With its abundance of neurons and immunocytes, the gut is a potentially important site for the study of the interaction between the nervous and immune systems. Using immunohistochemical techniques, we tested the hypothesis that gut-associated lymphoid tissue in the porcine small intestine might receive catecholaminergic, cholinergic and peptidergic innervation. Antibodies against protein gene product (PGP) 9.5 were employed to detect neuronal membranes; antibodies against tyrosine hydroxylase (TH), type 2 vesicular monoamine transporter (VMAT-2) and choline acetyltransferase (ChAT) were used to detect catecholaminergic and cholinergic neurons; and antibodies to neuromedin U-8 (NMU-8), substance P (SP) and vasoactive intestinal peptide (VIP) were also used. PGP9.5-immunoreactive nerve fibers were observed between jejunal Peyer's patch (PP) follicles and in submucosal ganglia localized at the base of continuous ileal PP. Many ChAT-positive and a few TH-/VMAT-2-immunoreactive neurons or axons adjacent to jejunal and ileal PP were observed. Neurons and fibers from ganglia situated between or at the base of PP follicles manifested robust immunoreactivities to VIP and NMU-8; relatively less SP immunoreactivity was observed at these locations. All neuromedin-U 8-positive neurons observed exhibited immunoreactivity to ChAT as did some VIP-positive neurons. The specific chemical coding of enteric neurons in close apposition to jejunal and ileal PP and the differential localization of neuropeptides within the jejunal and ileal PP are indicative of neuroimmunomodulation at these sites.
Bibliographical noteFunding Information:
This investigation was supported by NIH grant DA-10200. A.K.-N. is a postdoctoral trainee supported by NIH Psychoneuroimmunology Training Grant DA-07239.
- Choline acetyltransferase

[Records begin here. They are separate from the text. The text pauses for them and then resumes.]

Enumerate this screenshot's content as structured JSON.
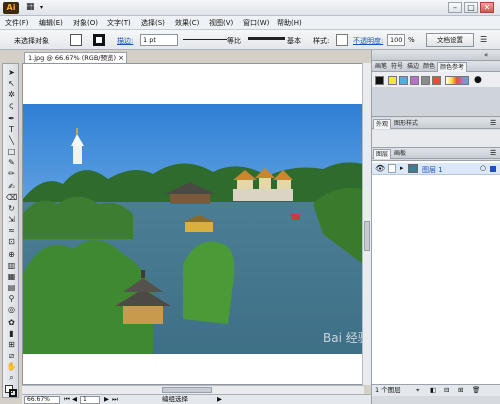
{
  "app": {
    "logo": "Ai",
    "menu_icon": "▦"
  },
  "window": {
    "minimize": "–",
    "maximize": "□",
    "close": "✕"
  },
  "menu": [
    {
      "label": "文件(F)"
    },
    {
      "label": "编辑(E)"
    },
    {
      "label": "对象(O)"
    },
    {
      "label": "文字(T)"
    },
    {
      "label": "选择(S)"
    },
    {
      "label": "效果(C)"
    },
    {
      "label": "视图(V)"
    },
    {
      "label": "窗口(W)"
    },
    {
      "label": "帮助(H)"
    }
  ],
  "control": {
    "selection_status": "未选择对象",
    "stroke_label": "描边:",
    "stroke_value": "1 pt",
    "line_ratio": "等比",
    "brush": "基本",
    "style_label": "样式:",
    "opacity_label": "不透明度:",
    "opacity_value": "100",
    "opacity_unit": "%",
    "doc_settings": "文档设置"
  },
  "document": {
    "tab_title": "1.jpg @ 66.67% (RGB/预览)",
    "tab_close": "×"
  },
  "status": {
    "zoom": "66.67%",
    "page": "1",
    "mode": "编组选择"
  },
  "panels": {
    "top_tabs": [
      "画笔",
      "符号",
      "描边",
      "颜色",
      "颜色参考"
    ],
    "middle_tabs": [
      "外观",
      "图形样式"
    ],
    "layer_tabs": [
      "图层",
      "画板"
    ],
    "layer_name": "图层 1",
    "footer": "1 个图层"
  },
  "colors": {
    "accent": "#1f4fbf",
    "selection": "#dbe8f7",
    "swatches": [
      "#f2e83a",
      "#4bb2d8",
      "#b574c8",
      "#8b8b8b",
      "#e94b3c"
    ]
  }
}
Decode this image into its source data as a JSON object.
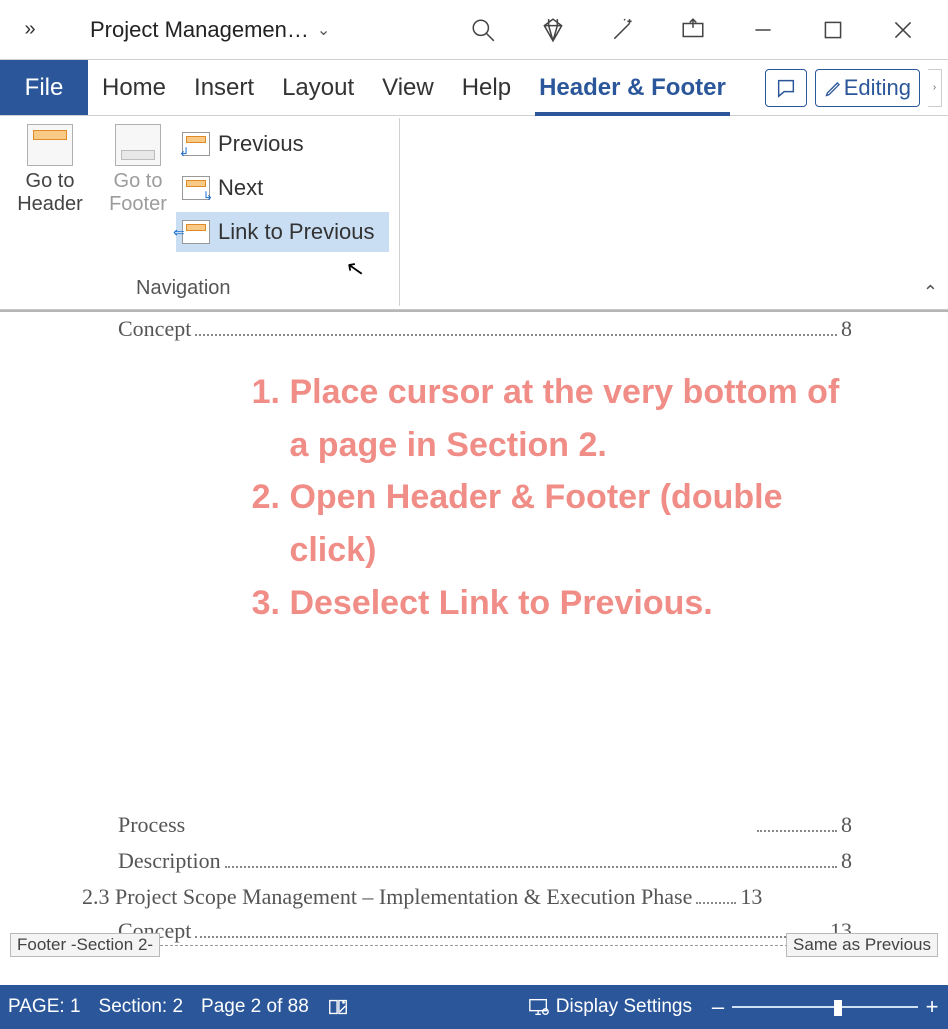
{
  "titlebar": {
    "overflow_icon": "»",
    "doc_title": "Project Managemen…",
    "dropdown_icon": "⌄"
  },
  "window_controls": {
    "minimize": "–",
    "maximize": "□",
    "close": "×"
  },
  "tabs": {
    "file": "File",
    "home": "Home",
    "insert": "Insert",
    "layout": "Layout",
    "view": "View",
    "help": "Help",
    "header_footer": "Header & Footer",
    "editing": "Editing"
  },
  "ribbon": {
    "goto_header_l1": "Go to",
    "goto_header_l2": "Header",
    "goto_footer_l1": "Go to",
    "goto_footer_l2": "Footer",
    "previous": "Previous",
    "next": "Next",
    "link_to_previous": "Link to Previous",
    "group_label": "Navigation",
    "collapse_icon": "⌃"
  },
  "document": {
    "toc": [
      {
        "label": "Concept",
        "page": "8"
      },
      {
        "label": "Process",
        "page": "8"
      },
      {
        "label": "Description",
        "page": "8"
      },
      {
        "label": "2.3 Project Scope Management – Implementation & Execution Phase",
        "page": "13"
      },
      {
        "label": "Concept",
        "page": "13"
      }
    ],
    "annotation": {
      "item1": "Place cursor at the very bottom of a page in Section 2.",
      "item2": "Open Header & Footer (double click)",
      "item3": "Deselect Link to Previous."
    },
    "footer_tag_left": "Footer -Section 2-",
    "footer_tag_right": "Same as Previous"
  },
  "statusbar": {
    "page": "PAGE: 1",
    "section": "Section: 2",
    "page_of": "Page 2 of 88",
    "display_settings": "Display Settings"
  }
}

- Neuromedin U-8
- Peyer's patch
- Substance P
- Type 2 vesicular monoamine transporter
- Tyrosine hydroxylase
- Vasoactive intestinal peptide